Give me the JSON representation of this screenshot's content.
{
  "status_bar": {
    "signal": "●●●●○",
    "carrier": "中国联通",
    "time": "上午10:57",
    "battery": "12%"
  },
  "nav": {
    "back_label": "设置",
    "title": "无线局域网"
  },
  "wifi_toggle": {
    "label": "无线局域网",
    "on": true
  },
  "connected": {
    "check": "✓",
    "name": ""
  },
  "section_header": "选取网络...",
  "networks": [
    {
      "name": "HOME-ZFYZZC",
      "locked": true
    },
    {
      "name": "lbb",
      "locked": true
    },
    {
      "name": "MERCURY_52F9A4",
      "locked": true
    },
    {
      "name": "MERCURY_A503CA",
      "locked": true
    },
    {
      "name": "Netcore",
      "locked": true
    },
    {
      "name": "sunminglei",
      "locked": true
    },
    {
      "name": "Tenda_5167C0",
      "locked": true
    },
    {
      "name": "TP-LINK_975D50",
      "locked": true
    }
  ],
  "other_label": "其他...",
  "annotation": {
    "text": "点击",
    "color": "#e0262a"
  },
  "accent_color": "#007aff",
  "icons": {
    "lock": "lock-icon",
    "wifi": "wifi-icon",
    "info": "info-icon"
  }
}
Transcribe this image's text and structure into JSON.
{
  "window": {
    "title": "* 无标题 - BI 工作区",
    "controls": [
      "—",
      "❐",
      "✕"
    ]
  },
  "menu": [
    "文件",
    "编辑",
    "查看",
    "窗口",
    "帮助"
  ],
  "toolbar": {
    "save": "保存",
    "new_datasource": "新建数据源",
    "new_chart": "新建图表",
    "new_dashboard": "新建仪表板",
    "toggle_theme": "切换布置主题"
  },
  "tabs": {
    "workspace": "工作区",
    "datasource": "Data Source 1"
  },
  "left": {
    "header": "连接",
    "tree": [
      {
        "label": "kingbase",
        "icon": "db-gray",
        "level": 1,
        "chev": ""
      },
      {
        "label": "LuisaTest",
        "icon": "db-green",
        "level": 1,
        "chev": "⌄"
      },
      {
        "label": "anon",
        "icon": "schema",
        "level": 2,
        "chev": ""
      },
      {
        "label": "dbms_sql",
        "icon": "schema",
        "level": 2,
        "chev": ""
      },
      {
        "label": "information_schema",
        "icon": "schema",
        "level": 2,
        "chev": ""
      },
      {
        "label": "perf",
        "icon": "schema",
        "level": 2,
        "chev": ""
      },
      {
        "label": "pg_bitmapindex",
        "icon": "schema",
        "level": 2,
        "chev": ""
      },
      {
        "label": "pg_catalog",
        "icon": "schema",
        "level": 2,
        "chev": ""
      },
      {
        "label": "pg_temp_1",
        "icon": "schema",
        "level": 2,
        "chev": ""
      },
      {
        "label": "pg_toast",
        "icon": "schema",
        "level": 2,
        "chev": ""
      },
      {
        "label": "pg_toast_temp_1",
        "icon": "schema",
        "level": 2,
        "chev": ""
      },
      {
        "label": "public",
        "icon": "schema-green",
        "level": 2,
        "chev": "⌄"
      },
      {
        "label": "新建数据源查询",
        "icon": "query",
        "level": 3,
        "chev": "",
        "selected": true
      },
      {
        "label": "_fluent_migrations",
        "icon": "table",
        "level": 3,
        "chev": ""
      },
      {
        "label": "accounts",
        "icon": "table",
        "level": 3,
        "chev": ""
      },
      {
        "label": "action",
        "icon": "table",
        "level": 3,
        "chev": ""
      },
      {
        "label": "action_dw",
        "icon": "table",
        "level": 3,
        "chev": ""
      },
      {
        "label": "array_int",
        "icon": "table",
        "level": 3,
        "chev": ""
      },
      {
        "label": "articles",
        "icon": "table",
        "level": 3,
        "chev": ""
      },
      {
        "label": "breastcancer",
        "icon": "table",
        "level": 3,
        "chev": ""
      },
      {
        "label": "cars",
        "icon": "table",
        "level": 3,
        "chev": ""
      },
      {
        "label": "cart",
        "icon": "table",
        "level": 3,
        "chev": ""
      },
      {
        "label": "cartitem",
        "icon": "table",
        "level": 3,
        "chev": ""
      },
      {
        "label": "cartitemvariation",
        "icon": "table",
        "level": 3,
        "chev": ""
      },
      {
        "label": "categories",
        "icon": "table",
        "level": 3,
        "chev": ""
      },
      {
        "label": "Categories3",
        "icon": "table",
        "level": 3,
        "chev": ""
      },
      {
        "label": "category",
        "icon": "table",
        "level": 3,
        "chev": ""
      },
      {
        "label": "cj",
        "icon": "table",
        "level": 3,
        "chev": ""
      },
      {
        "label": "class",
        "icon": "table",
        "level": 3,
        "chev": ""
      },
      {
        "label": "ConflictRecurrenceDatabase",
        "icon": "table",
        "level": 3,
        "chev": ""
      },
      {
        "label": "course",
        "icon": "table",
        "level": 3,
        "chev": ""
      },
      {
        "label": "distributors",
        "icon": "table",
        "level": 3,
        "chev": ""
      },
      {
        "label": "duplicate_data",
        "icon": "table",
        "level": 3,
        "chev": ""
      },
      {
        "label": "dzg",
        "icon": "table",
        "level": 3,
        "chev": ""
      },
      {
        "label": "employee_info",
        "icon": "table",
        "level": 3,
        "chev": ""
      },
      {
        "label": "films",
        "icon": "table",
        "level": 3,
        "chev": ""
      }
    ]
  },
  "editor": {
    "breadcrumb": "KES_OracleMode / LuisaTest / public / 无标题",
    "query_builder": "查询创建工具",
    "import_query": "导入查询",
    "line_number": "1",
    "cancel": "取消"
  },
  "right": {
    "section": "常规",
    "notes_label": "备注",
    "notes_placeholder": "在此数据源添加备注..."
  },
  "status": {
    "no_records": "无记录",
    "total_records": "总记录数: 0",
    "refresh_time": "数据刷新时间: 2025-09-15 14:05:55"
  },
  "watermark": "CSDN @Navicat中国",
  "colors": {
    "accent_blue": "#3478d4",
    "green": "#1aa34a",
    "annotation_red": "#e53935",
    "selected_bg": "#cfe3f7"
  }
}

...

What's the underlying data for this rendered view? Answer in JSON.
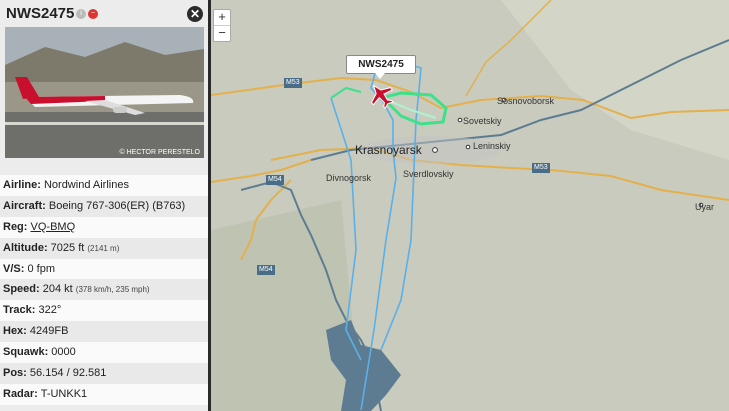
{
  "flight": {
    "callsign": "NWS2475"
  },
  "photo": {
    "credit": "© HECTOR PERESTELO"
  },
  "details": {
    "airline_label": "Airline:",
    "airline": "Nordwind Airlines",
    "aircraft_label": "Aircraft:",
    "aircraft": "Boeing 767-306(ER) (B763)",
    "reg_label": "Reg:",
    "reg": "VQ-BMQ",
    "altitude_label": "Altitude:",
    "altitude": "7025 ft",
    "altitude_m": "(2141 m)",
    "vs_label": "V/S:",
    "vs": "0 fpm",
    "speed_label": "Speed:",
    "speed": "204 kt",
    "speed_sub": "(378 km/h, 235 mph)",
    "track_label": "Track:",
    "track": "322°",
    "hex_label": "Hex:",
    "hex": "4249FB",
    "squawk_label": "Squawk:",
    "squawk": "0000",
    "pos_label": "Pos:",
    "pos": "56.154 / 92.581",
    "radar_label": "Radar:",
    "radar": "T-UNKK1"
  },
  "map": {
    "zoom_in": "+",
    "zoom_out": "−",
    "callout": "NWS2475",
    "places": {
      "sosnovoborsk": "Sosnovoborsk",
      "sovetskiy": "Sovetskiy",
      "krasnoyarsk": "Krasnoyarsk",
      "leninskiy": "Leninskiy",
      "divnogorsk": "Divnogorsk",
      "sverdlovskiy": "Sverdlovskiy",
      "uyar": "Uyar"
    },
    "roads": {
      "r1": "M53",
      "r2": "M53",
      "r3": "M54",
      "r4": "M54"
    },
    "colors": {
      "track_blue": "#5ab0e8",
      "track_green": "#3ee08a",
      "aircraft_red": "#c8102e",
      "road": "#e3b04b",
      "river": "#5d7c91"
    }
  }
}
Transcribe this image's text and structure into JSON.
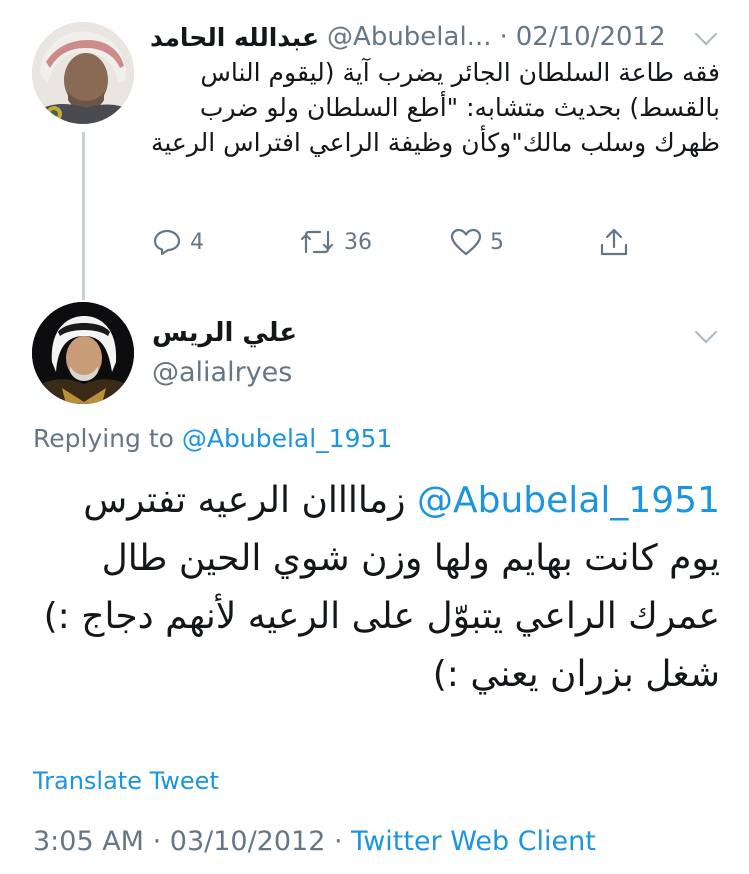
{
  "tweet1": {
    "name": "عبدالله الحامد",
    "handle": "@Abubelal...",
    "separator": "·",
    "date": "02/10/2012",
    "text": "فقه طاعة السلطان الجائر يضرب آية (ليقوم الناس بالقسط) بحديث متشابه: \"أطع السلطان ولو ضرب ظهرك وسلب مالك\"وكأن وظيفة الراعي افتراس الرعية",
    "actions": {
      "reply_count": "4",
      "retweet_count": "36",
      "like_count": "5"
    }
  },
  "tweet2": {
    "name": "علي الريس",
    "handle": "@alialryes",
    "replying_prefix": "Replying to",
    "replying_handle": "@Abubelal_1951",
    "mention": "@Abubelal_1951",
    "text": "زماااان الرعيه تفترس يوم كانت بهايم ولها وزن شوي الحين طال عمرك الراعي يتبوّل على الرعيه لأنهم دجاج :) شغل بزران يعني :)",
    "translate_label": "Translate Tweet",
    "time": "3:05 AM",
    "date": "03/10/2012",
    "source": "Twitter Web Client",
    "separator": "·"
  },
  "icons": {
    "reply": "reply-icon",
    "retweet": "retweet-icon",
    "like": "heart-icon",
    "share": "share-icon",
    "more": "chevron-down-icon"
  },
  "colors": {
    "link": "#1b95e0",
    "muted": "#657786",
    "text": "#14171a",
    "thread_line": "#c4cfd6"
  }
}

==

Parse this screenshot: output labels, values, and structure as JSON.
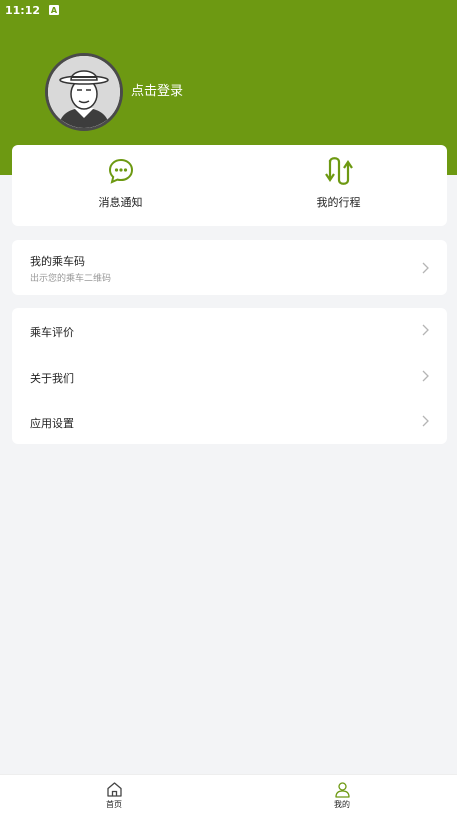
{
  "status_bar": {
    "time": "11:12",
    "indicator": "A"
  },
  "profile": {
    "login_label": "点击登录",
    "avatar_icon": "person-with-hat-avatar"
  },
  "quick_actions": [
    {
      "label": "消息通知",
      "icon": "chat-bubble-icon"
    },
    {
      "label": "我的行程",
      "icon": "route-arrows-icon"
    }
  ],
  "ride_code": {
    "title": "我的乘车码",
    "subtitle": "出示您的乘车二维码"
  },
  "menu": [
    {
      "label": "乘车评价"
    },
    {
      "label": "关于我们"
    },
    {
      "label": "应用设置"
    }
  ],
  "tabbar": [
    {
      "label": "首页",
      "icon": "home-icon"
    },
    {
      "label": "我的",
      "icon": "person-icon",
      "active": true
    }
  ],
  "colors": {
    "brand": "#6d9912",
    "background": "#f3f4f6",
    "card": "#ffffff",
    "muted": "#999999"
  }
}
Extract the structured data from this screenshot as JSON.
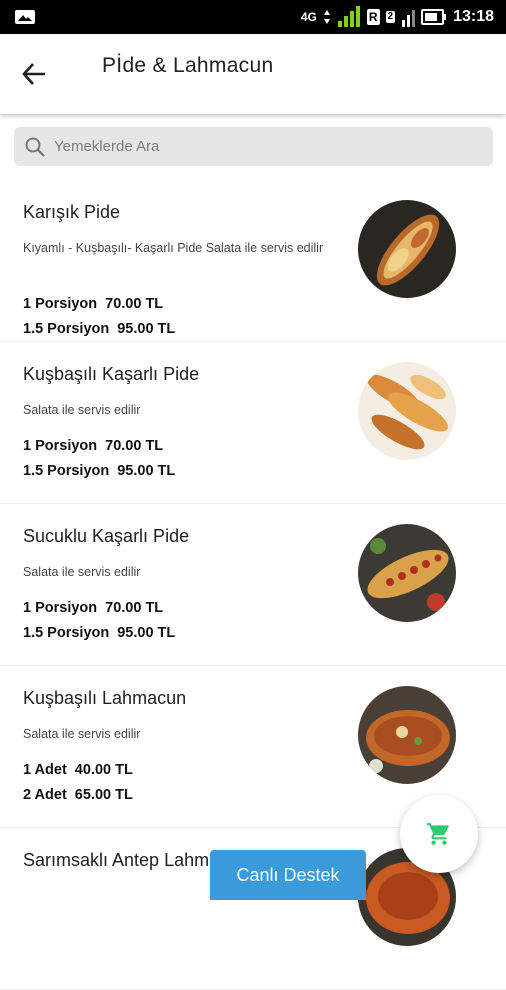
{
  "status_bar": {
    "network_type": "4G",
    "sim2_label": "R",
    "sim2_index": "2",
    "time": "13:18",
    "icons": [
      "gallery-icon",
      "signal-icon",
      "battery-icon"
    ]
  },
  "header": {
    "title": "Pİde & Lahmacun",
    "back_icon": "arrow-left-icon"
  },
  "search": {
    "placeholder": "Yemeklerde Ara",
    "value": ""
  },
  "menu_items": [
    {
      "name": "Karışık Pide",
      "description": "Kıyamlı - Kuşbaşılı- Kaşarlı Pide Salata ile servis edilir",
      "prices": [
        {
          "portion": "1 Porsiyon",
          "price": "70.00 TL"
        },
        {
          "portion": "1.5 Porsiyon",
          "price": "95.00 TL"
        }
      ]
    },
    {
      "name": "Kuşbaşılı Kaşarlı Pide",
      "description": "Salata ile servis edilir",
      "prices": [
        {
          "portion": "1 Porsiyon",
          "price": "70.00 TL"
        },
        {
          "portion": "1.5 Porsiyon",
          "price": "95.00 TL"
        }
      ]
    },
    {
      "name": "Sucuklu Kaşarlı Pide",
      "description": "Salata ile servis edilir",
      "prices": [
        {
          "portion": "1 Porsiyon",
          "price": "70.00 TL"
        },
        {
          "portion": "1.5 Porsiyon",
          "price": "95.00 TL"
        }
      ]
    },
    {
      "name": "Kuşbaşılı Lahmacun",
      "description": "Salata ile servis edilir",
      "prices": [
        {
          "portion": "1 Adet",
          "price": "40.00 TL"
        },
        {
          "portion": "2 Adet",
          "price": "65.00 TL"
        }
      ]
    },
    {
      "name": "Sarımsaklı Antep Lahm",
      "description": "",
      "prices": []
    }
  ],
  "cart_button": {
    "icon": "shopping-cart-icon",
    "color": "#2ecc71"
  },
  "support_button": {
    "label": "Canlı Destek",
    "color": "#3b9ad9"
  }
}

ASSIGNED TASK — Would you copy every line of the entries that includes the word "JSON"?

TASK ANSWER —
Give me the JSON representation of this screenshot's content.
Transcribe this image's text and structure into JSON.
What's the underlying data for this rendered view? Answer in JSON.
Transcribe this image's text and structure into JSON.
Parse this screenshot: output labels, values, and structure as JSON.
Extract the structured data from this screenshot as JSON.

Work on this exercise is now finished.